My new book, A Bandit’s Tale, is historical fiction, a genre I’ve loved since childhood. I like being transported into a different time and place and seeing how other writers play with history.

Read more…

5th Grade Rube Goldberg Science Project

5th Grade Science Project: Rube Goldberg Machine

I was talking to my business school roommate, Marc Parrish, the other day and he told me about his girlfriend’s son’s 5th grade science project (which seemed too advanced for most parents, let alone kids!). I blogged about my son’s 5th grade Cloud Science Poster so I was blown away that the elementary schools in Silicon Valley assign kids to construct a Rube Goldberg machine as homework.

Marc Parrish Read more…

Diversity Mystery Books for Kids

Diversity Mystery Books for Kids

It was a lot harder than you’d think to find mystery books for kids with characters of color. I want to thank my Instagram followers for their help in putting this list together:

West Meadows Detectives: The Case of the Snack Snatcher series by Liam O’Donnell

Myron is on the autism spectrum which makes him a great detective because his observations are based on fact and logic rather than emotion. When snacks go missing from his school cafeteria, it would seem that Sarah “Smasher” McGintley might be the culprit, but Myron and his classmates (which include children of color) from Resource Room 15 search for evidence in unlikely places until they find out what really is going on.

Liam O’Donnell communicates a subtle message to readers that kids with special needs also have special talents in this series for newly independent readers. [early chapter book, ages 6 and up]
Read more…
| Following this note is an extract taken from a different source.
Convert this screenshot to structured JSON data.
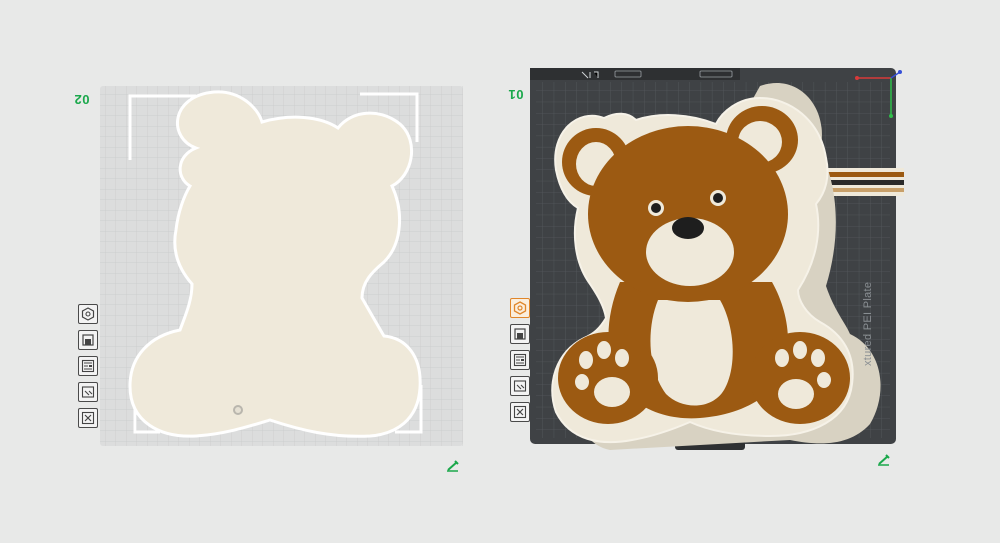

Top 10: Best Picture Books for Spring

Top 10: Best Picture Books for Spring

You wouldn’t guess that it’s spring here in Boston given the snow we’ve been getting in April! Still, I am dreaming of spring and getting my little garden going.

These are my favorite picture books for garden inspiration. These books demonstrate that gardens can transform an environment, bring neighbors closer, and even become a political touchpoint. Ideas for Earth Day include starting a compost pile, planting a tree, or even just germinate seeds.

 

What are your favorite spring picture books? Are you planting a garden this year of any size? Please share! Read more…